 Social Media Lessons from Hurricane Irene

Peggy Dau - Wednesday, August 31, 2011

Those of us here on the east coast just spent the weekend tracking Hurricane Irene.  Thanks to a wide variety of communications tools, no one was in any doubt as to the potential damage that Irene could cause.  I followed the storm on local news, Twitter and Facebook.  However, the lessons from Irene lie in the planning. 

The good thing, if there is a good thing, about a hurricane - is that you know it is coming.  Unlike an earthquake or a tornado, it does not pop up out of nowhere and wreak terrible havoc.  We are able to track and predict the track of a hurricane.  as a result, we can prepare for its arrival.  This may mean boarding up windows, storing lawn furniture and potted plants in a garage, stocking up on emergency supplies or evacuating low lying areas.

How do you plan for social media emergencies?  Can you see them coming?  Are there early warning signals or do they just crop up?  I think it's a little bit of both.  If you are really listening to your customers, there are likely conversations indicating some level of customer dissatisfaction that could become a high visibility emergency, unless steps are taken to address the issue(s).  However, sometimes a product or service simply doesn't meet customer expectations and they choose to become extremely vocal about it.  This is something that is much easier to do in today's world of social media.

So, how do you plan for a social media emergency?  Here are 4 tips:

1) Develop an emergency response plan

Identify what warrants an emergency.  One negative comment may not be an emergency.  If it is a comment that spreads widely, that may be an emergency.  Identify an escalation path so that your social media team, large or small, understands the steps to take in the event of an emergency.  They should understand how to respond, or not respond, who to contact and where to find more information

2) Communicate

The key to handing any emergency, is to communicate both internally and externally.  Sometimes the best plan is to get ahead of the emergency.  Address problems pragmatically.  Provide a lot of relevant information.  Proactively inform your audience as to where they can find core documents, customer forums, product insights or answers to FAQs.  Educate your employees on the locations of this same information. 
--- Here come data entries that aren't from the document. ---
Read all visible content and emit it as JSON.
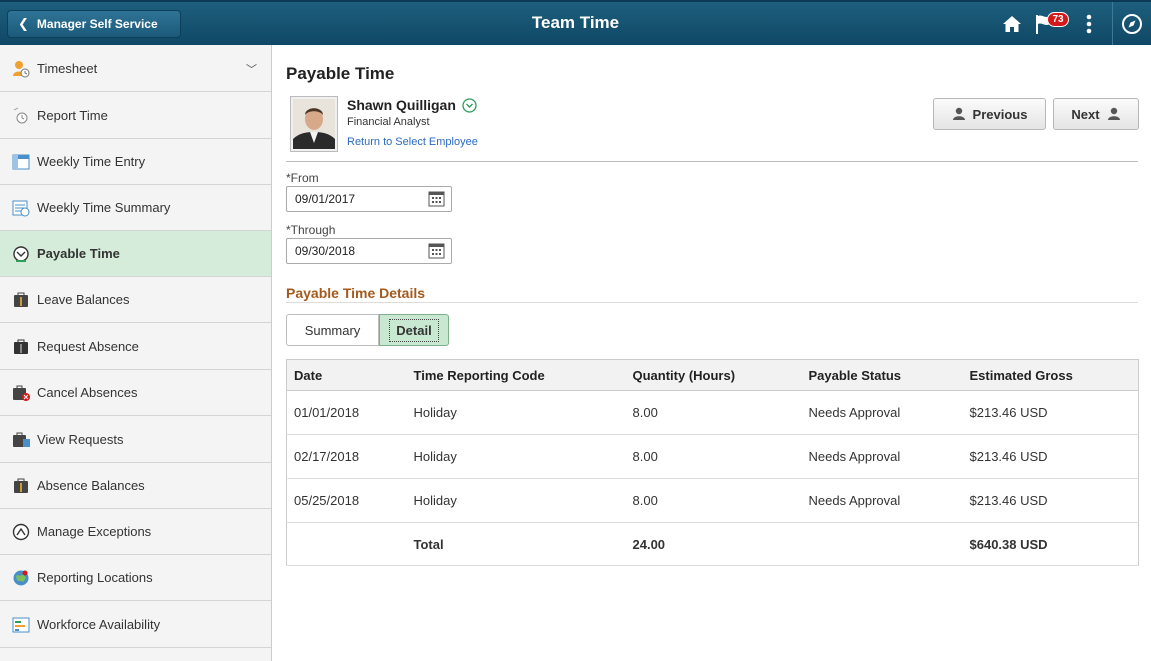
{
  "header": {
    "back_label": "Manager Self Service",
    "title": "Team Time",
    "notification_count": "73"
  },
  "sidebar": {
    "items": [
      {
        "label": "Timesheet",
        "icon": "timesheet-icon",
        "active": false,
        "collapsible": true
      },
      {
        "label": "Report Time",
        "icon": "report-time-icon",
        "active": false
      },
      {
        "label": "Weekly Time Entry",
        "icon": "weekly-entry-icon",
        "active": false
      },
      {
        "label": "Weekly Time Summary",
        "icon": "weekly-summary-icon",
        "active": false
      },
      {
        "label": "Payable Time",
        "icon": "payable-time-icon",
        "active": true
      },
      {
        "label": "Leave Balances",
        "icon": "leave-balances-icon",
        "active": false
      },
      {
        "label": "Request Absence",
        "icon": "request-absence-icon",
        "active": false
      },
      {
        "label": "Cancel Absences",
        "icon": "cancel-absences-icon",
        "active": false
      },
      {
        "label": "View Requests",
        "icon": "view-requests-icon",
        "active": false
      },
      {
        "label": "Absence Balances",
        "icon": "absence-balances-icon",
        "active": false
      },
      {
        "label": "Manage Exceptions",
        "icon": "manage-exceptions-icon",
        "active": false
      },
      {
        "label": "Reporting Locations",
        "icon": "reporting-locations-icon",
        "active": false
      },
      {
        "label": "Workforce Availability",
        "icon": "workforce-availability-icon",
        "active": false
      }
    ]
  },
  "main": {
    "title": "Payable Time",
    "employee": {
      "name": "Shawn Quilligan",
      "job_title": "Financial Analyst",
      "return_link": "Return to Select Employee"
    },
    "previous_label": "Previous",
    "next_label": "Next",
    "from": {
      "label": "*From",
      "value": "09/01/2017"
    },
    "through": {
      "label": "*Through",
      "value": "09/30/2018"
    },
    "section_title": "Payable Time Details",
    "tabs": [
      {
        "label": "Summary",
        "selected": false
      },
      {
        "label": "Detail",
        "selected": true
      }
    ],
    "table": {
      "columns": [
        "Date",
        "Time Reporting Code",
        "Quantity (Hours)",
        "Payable Status",
        "Estimated Gross"
      ],
      "rows": [
        [
          "01/01/2018",
          "Holiday",
          "8.00",
          "Needs Approval",
          "$213.46 USD"
        ],
        [
          "02/17/2018",
          "Holiday",
          "8.00",
          "Needs Approval",
          "$213.46 USD"
        ],
        [
          "05/25/2018",
          "Holiday",
          "8.00",
          "Needs Approval",
          "$213.46 USD"
        ]
      ],
      "total": [
        "",
        "Total",
        "24.00",
        "",
        "$640.38 USD"
      ]
    }
  },
  "colors": {
    "header_bg": "#0f4866",
    "active_item_bg": "#d4ecd9",
    "section_title": "#a35a1d",
    "link": "#2a6ac2",
    "badge": "#d4181a"
  }
}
3) Keep a positive attitude

Maintain an open mind and don't become defensive.  Social media is about open, transparent communication.  The best outcome is that you gain an understanding of the source of your customer's frustration and define a real solution. If your customer doesn't feel that you are listening or caring about their emergency, you may end up with a bigger emergency on  your hands

4) Test your options

Develop use cases of customer emergencies.  Consider how you would respond to each of the situations.  Go crazy and think way outside the box.  The issue you never imagined is the one you need to plan for.  Even if you don't come up with the emergency anticipated, at lease you will have thought through a variety of response options that could help you.

None of us want to experience a social media emergency, but the odds are in favor of a few occurring.  As you develop your social media strategy, be sure to consider your emergency response plan and be prepared.  You will find your emergencies much less frightening and may even look forward to the information you will gain.

What's your perspective?